We appreciate too that the free movement of labour is only a corollary of free trade in other commodities since what we are talking about here is free trade throughout the Common Market in the commodity labour-power. All the same, this has meant that workers have been able to travel freely over a larger area than previously (even if this is only a return to a situation which existed in Europe before 1914) and this is a real, if marginal, improvement.
The first thing to notice about the European Parliament is that it is not really a Parliament. Real decision-making power in the Common Market lies with the Council of Ministers from the various member states who come to decisions on the basis of proposals from the European Commission in Brussels. The so-called Parliament is merely a sort of advisory committee that is consulted in the course of this decision-making process.
When elections to the European Parliament take place workers in countries with a total population of 270 million (320 million if and when Spain and Portugal join) are being given the opportunity to express their views at the same time. At the moment they misuse this opportunity by confining their support for capitalism but, when the socialist movement has reached a more developed stage this will provide an occasion for socialists to demonstrate their strength across frontiers, to turn these at the moment meaningless elections into a Europe-wide referendum on the issue of “socialism or capitalism”?
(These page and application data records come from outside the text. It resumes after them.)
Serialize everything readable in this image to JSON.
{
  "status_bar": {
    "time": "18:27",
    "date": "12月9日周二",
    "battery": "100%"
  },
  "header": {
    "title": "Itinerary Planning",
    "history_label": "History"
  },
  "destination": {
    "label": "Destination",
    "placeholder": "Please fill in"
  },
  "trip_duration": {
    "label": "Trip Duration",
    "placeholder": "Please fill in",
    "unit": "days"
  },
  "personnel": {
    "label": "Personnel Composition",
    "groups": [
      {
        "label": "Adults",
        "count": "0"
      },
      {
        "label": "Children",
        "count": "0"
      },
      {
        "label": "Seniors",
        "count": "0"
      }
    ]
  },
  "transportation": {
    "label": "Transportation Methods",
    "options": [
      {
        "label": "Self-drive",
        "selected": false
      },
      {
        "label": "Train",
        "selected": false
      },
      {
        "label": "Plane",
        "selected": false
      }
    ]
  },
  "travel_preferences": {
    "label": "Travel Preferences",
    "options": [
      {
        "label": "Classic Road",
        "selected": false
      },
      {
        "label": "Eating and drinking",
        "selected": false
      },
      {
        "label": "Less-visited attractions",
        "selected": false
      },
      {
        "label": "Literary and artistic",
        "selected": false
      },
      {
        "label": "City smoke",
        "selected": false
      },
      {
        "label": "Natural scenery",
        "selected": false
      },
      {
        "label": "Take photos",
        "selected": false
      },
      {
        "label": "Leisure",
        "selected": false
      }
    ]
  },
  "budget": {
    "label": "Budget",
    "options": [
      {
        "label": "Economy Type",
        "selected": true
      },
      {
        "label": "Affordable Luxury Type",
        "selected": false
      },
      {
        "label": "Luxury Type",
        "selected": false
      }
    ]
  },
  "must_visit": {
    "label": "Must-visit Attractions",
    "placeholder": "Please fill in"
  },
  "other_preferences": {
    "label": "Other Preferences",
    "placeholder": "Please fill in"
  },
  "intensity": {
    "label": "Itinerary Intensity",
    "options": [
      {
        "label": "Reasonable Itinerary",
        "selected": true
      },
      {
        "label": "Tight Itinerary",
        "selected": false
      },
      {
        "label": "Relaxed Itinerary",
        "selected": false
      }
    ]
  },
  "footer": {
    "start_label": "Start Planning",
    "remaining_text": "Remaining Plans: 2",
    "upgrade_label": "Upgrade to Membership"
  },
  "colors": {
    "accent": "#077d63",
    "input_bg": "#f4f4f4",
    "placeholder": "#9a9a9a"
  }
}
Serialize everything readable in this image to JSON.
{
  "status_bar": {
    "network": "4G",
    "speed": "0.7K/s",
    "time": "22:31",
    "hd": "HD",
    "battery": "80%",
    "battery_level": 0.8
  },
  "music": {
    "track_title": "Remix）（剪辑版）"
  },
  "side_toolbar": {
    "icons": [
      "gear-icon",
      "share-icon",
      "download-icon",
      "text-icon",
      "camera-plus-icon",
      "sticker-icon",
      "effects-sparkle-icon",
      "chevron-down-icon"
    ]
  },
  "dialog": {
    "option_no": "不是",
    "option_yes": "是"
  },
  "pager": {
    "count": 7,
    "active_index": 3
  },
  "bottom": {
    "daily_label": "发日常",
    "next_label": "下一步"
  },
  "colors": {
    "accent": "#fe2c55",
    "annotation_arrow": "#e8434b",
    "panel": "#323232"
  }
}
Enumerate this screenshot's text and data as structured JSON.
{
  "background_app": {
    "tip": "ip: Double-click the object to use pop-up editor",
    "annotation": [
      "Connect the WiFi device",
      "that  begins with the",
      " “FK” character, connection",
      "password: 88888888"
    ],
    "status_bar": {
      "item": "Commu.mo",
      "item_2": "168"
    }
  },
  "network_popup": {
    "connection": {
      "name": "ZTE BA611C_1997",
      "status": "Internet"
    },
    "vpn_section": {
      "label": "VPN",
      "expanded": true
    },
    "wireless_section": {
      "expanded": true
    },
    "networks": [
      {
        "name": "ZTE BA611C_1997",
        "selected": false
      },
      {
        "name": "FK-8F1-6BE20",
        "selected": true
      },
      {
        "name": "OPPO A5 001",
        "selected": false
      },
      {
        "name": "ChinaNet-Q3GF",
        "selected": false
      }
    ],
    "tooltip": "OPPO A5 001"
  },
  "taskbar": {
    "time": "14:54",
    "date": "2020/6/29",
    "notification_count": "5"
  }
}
Elections to the European Parliament are taking place next month, on 14 June. Socialists will be able to express their support for world socialism by writing “WORLD SOCIALISM” “SOCIALISME MONDIALE”, “WELTSOZIALISMUS”, “SOCIALISMO MONDIALO” across their ballot paper.
The Socialist Party of Great Britain will not now be contesting the forthcoming European Election in Central London. We will, however, be mounting an intensive propaganda campaign, during which your help will still be needed. Please contact the Parliamentary Committee at Head Office for details.